• [What you are asked to do] Your task is to gather the lines below that hold the string "data".

• [Material supplied]
# # # # #

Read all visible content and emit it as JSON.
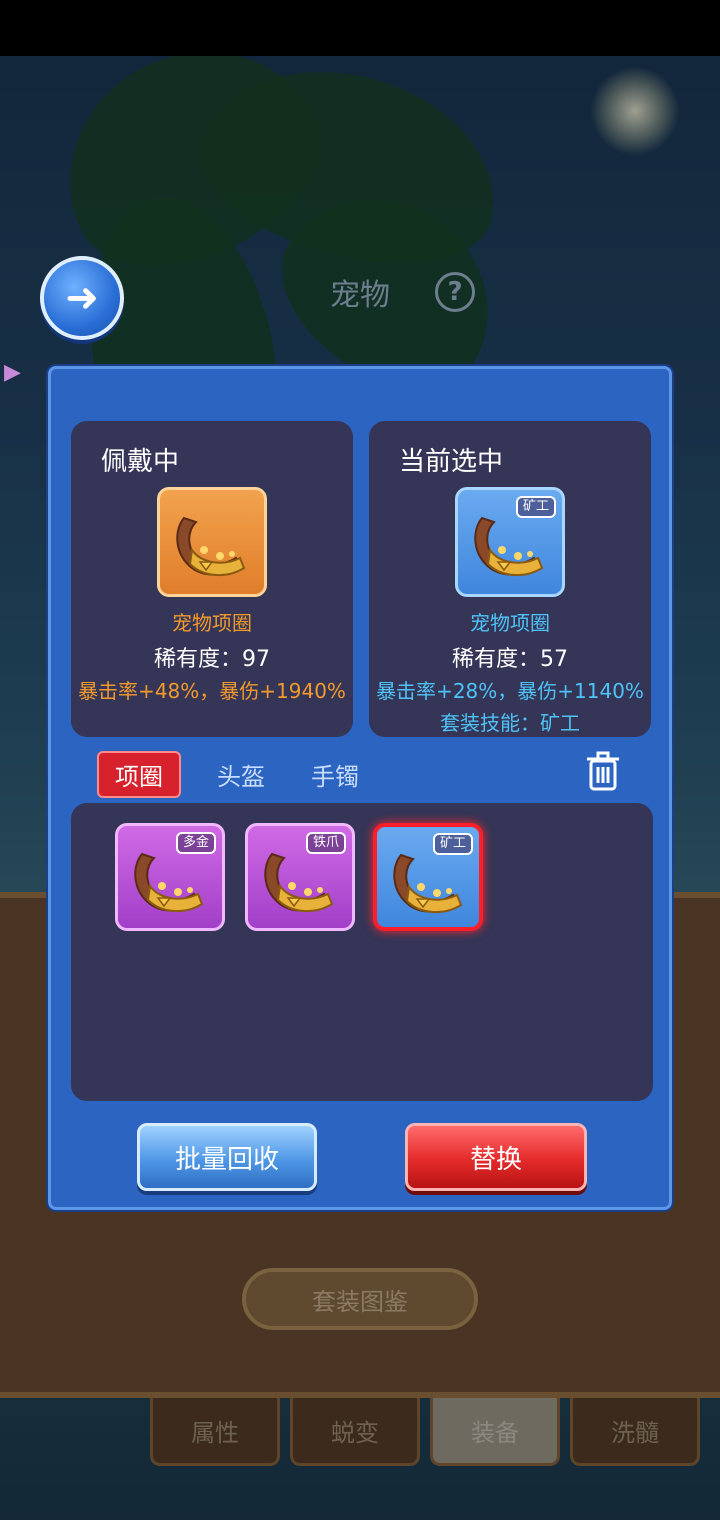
{
  "header": {
    "title": "宠物",
    "help_icon": "question-mark-icon",
    "back_icon": "back-arrow-icon"
  },
  "equipped": {
    "heading": "佩戴中",
    "item_name": "宠物项圈",
    "rarity": "稀有度：97",
    "stats": "暴击率+48%，暴伤+1940%",
    "frame_color": "#f08c3a",
    "name_color": "#f39a2c"
  },
  "selected": {
    "heading": "当前选中",
    "tag": "矿工",
    "item_name": "宠物项圈",
    "rarity": "稀有度：57",
    "stats": "暴击率+28%，暴伤+1140%",
    "skill": "套装技能：矿工",
    "frame_color": "#4f96e6",
    "name_color": "#4fc3f7"
  },
  "tabs": {
    "items": [
      "项圈",
      "头盔",
      "手镯"
    ],
    "active": "项圈"
  },
  "inventory": {
    "slots": [
      {
        "tag": "多金",
        "rarity_color": "purple"
      },
      {
        "tag": "铁爪",
        "rarity_color": "purple"
      },
      {
        "tag": "矿工",
        "rarity_color": "blue",
        "selected": true
      }
    ]
  },
  "buttons": {
    "recycle": "批量回收",
    "replace": "替换"
  },
  "background": {
    "suit_button": "套装图鉴",
    "bottom_tabs": [
      "属性",
      "蜕变",
      "装备",
      "洗髓"
    ],
    "active_bottom_tab": "装备"
  }
}
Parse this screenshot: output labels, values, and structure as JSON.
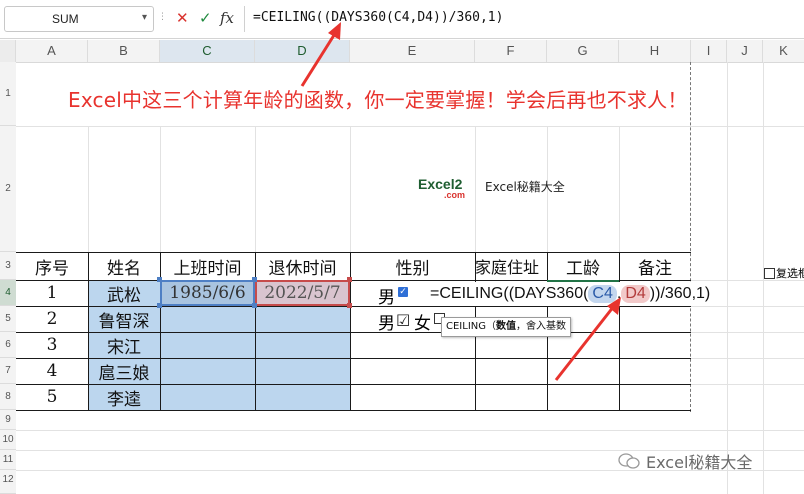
{
  "formula_bar": {
    "name_box": "SUM",
    "cancel_glyph": "✕",
    "confirm_glyph": "✓",
    "fx_label": "fx",
    "formula": "=CEILING((DAYS360(C4,D4))/360,1)"
  },
  "columns": [
    "A",
    "B",
    "C",
    "D",
    "E",
    "F",
    "G",
    "H",
    "I",
    "J",
    "K"
  ],
  "rows": [
    "1",
    "2",
    "3",
    "4",
    "5",
    "6",
    "7",
    "8",
    "9",
    "10",
    "11",
    "12"
  ],
  "banner": "Excel中这三个计算年龄的函数，你一定要掌握！学会后再也不求人！",
  "logo": {
    "main": "Excel2",
    "sub": ".com",
    "caption": "Excel秘籍大全"
  },
  "table": {
    "headers": [
      "序号",
      "姓名",
      "上班时间",
      "退休时间",
      "性别",
      "家庭住址",
      "工龄",
      "备注"
    ],
    "rows": [
      {
        "no": "1",
        "name": "武松",
        "start": "1985/6/6",
        "end": "2022/5/7"
      },
      {
        "no": "2",
        "name": "鲁智深"
      },
      {
        "no": "3",
        "name": "宋江"
      },
      {
        "no": "4",
        "name": "扈三娘"
      },
      {
        "no": "5",
        "name": "李逵"
      }
    ]
  },
  "gender": {
    "row4": "男",
    "row5_male": "男",
    "row5_female": "女"
  },
  "edit": {
    "prefix": "=CEILING((DAYS360(",
    "ref1": "C4",
    "comma": ",",
    "ref2": "D4",
    "suffix": "))/360,1)"
  },
  "tooltip": {
    "func": "CEILING（",
    "arg": "数值",
    "rest": "，舍入基数"
  },
  "checkbox_label": "复选框",
  "watermark": "Excel秘籍大全",
  "colors": {
    "accent_red": "#e8332e",
    "selection_blue": "#bcd6ee",
    "green": "#217346"
  }
}
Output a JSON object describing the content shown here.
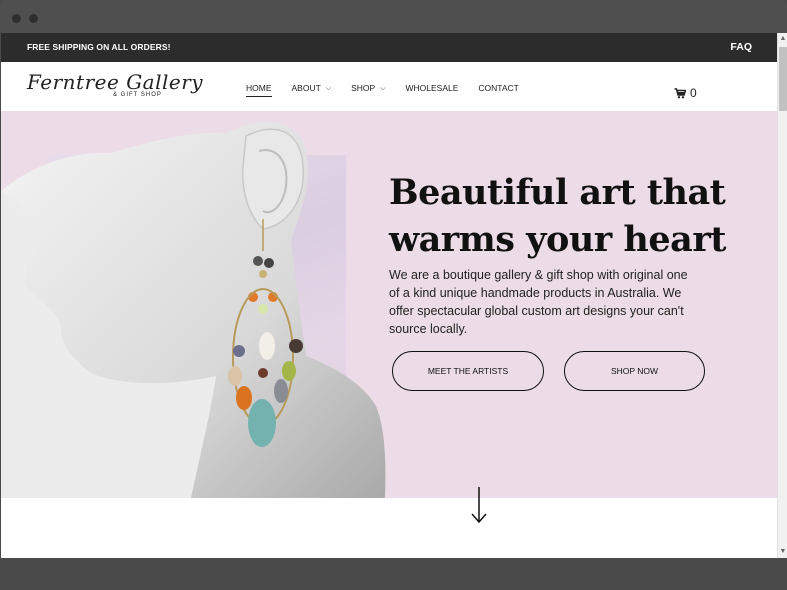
{
  "announcement": {
    "promo": "FREE SHIPPING ON ALL ORDERS!",
    "faq": "FAQ"
  },
  "logo": {
    "main": "Ferntree Gallery",
    "sub": "& GIFT SHOP"
  },
  "nav": {
    "items": [
      {
        "label": "HOME",
        "active": true,
        "dropdown": false
      },
      {
        "label": "ABOUT",
        "active": false,
        "dropdown": true
      },
      {
        "label": "SHOP",
        "active": false,
        "dropdown": true
      },
      {
        "label": "WHOLESALE",
        "active": false,
        "dropdown": false
      },
      {
        "label": "CONTACT",
        "active": false,
        "dropdown": false
      }
    ]
  },
  "cart": {
    "icon": "cart-icon",
    "count": "0"
  },
  "hero": {
    "title_line1": "Beautiful art that",
    "title_line2": "warms your heart",
    "text": "We are a boutique gallery & gift shop with original one of a kind unique handmade products in Australia. We offer spectacular global custom art designs your can't source locally.",
    "buttons": {
      "meet": "MEET THE ARTISTS",
      "shop": "SHOP NOW"
    }
  },
  "colors": {
    "hero_bg": "#ecdce7",
    "topbar_bg": "#2c2c2c",
    "text": "#111111"
  }
}
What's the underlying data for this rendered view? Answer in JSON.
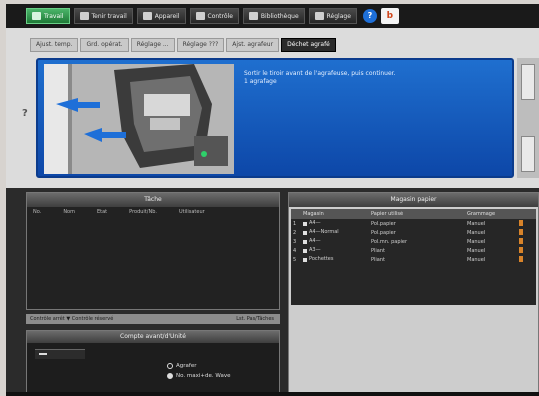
{
  "topbar": {
    "items": [
      {
        "label": "Travail",
        "active": true
      },
      {
        "label": "Tenir travail",
        "active": false
      },
      {
        "label": "Appareil",
        "active": false
      },
      {
        "label": "Contrôle",
        "active": false
      },
      {
        "label": "Bibliothèque",
        "active": false
      },
      {
        "label": "Réglage",
        "active": false
      }
    ],
    "help_label": "?",
    "brand_glyph": "b"
  },
  "tabs": [
    {
      "label": "Ajust. temp.",
      "selected": false
    },
    {
      "label": "Grd. opérat.",
      "selected": false
    },
    {
      "label": "Réglage ...",
      "selected": false
    },
    {
      "label": "Réglage ???",
      "selected": false
    },
    {
      "label": "Ajst. agrafeur",
      "selected": false
    },
    {
      "label": "Déchet agrafé",
      "selected": true
    }
  ],
  "help": {
    "left_glyph": "?"
  },
  "guide": {
    "message_line1": "Sortir le tiroir avant de l'agrafeuse, puis continuer.",
    "message_line2": "1 agrafage"
  },
  "left_panel": {
    "title": "Tâche",
    "columns": [
      "No.",
      "Nom",
      "Etat",
      "Produit/Nb.",
      "Utilisateur"
    ],
    "footer_left": "Contrôle arrêt  ▼  Contrôle réservé",
    "footer_right": "Lst. Pas/Tâches"
  },
  "bottom_left_panel": {
    "title": "Compte avant/d'Unité",
    "options": [
      {
        "label": "Agrafer",
        "selected": false
      },
      {
        "label": "No. maxi+de. Wave",
        "selected": true
      }
    ]
  },
  "right_panel": {
    "title": "Magasin papier",
    "columns": [
      "Magasin",
      "",
      "Papier utilisé",
      "Grammage",
      ""
    ],
    "rows": [
      {
        "index": "1",
        "name": "A4—",
        "paper": "Pol.papier",
        "weight": "Manuel"
      },
      {
        "index": "2",
        "name": "A4—Normal",
        "paper": "Pol.papier",
        "weight": "Manuel"
      },
      {
        "index": "3",
        "name": "A4—",
        "paper": "Pol.mn. papier",
        "weight": "Manuel"
      },
      {
        "index": "4",
        "name": "A3—",
        "paper": "Pliant",
        "weight": "Manuel"
      },
      {
        "index": "5",
        "name": "Pochettes",
        "paper": "Pliant",
        "weight": "Manuel"
      }
    ]
  },
  "colors": {
    "accent_green": "#2f9a4d",
    "guide_blue": "#1f6fcf",
    "status_orange": "#d9842a"
  }
}
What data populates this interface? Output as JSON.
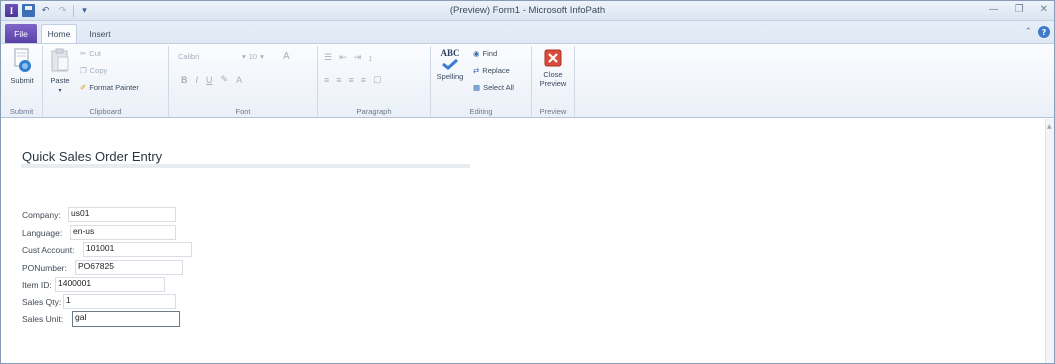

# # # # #

• [The completed task]
What's the underlying data for this rendered view? Answer in JSON.
What data populates this interface? Output as JSON.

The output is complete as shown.